- Environmental planning: planners should protect and prohibit development in sensitive ecosystems such as wetlands, mangrove forests etc. which not only protects cities from floods, erosion and other threats but also has climatic benefits (for example green spaces reduce heat and offer shade thereby improving well-being)
- Building and site design: regulating the location and design features can be encouraged or prohibited to make building more resilient to the expected impacts of climate change. For example, buildings can be constructed such that they can withstand increasingly extreme weather events like hurricanes. From a mitigation perspective, a building can be constructed to reduce energy and water consumption.
- Local Economic development planning: promoting economic growth is essential in urban sustainability as it increases the adaptive capacity of climate vulnerable groups
Conclusion and way forward
Despite the huge effects climate change can have, it is often not integrated with urban policies and strategies. These pose a number of challenges. Importantly, constrained funding makes it difficult for city officials to justify building more costly but resilient infrastructure for the future (especially when the need for such resilience measures will only become evident in the long run). Some argue that there are other priorities. Securing the political will and getting a political commitment to mainstreaming climate concerns into plans, infrastructure investments and land-use management is often difficult and requires a lot of advocacy from civil society organisations. Perhaps the most crucial aspect to accelerate urban climate action is to get city governments to understand that climate change impacts are not just environmental concerns but they are rather development pillars which play a central role in economic performance and poverty reduction and alleviation.
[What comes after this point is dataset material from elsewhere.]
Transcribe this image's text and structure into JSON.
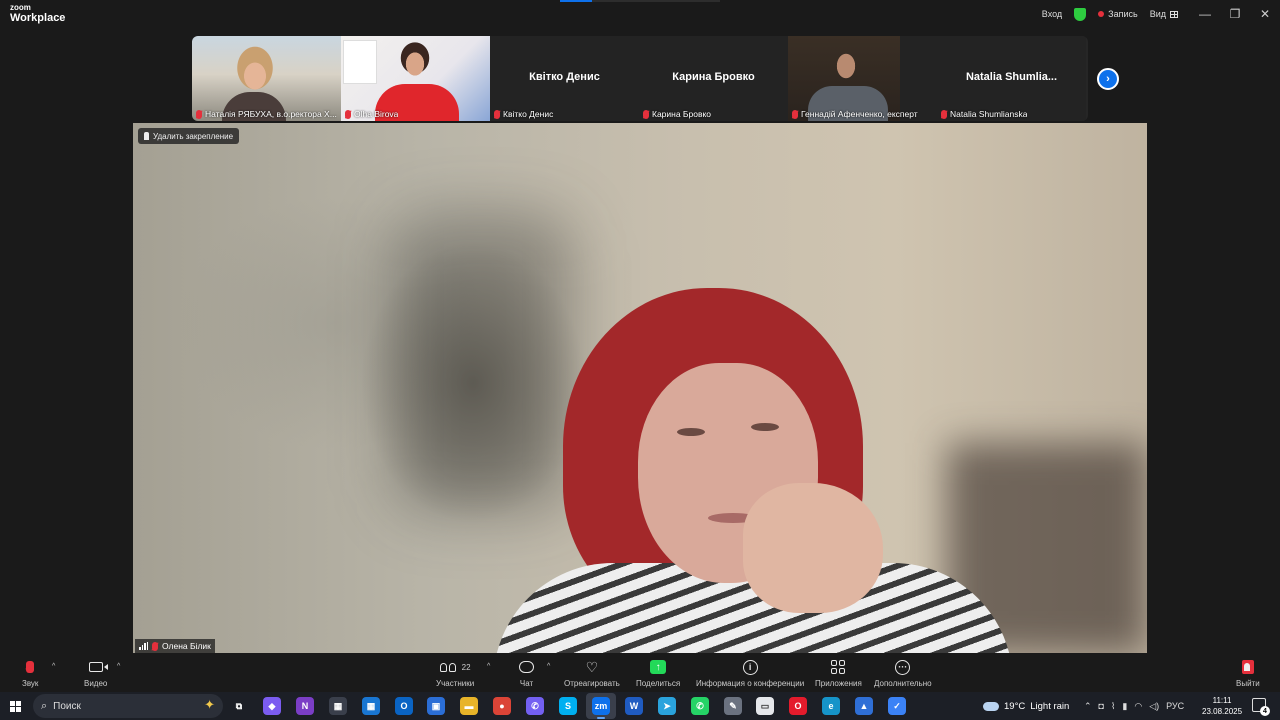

United Nations Human Settlements Programme, 2011. Cities and Climate Change: Global Report on Human Settlements 2011.
United Nations Human Settlements Programme, 2014. Planning for Climate Change: A Strategic, Values-Based Approach for Urban Planners.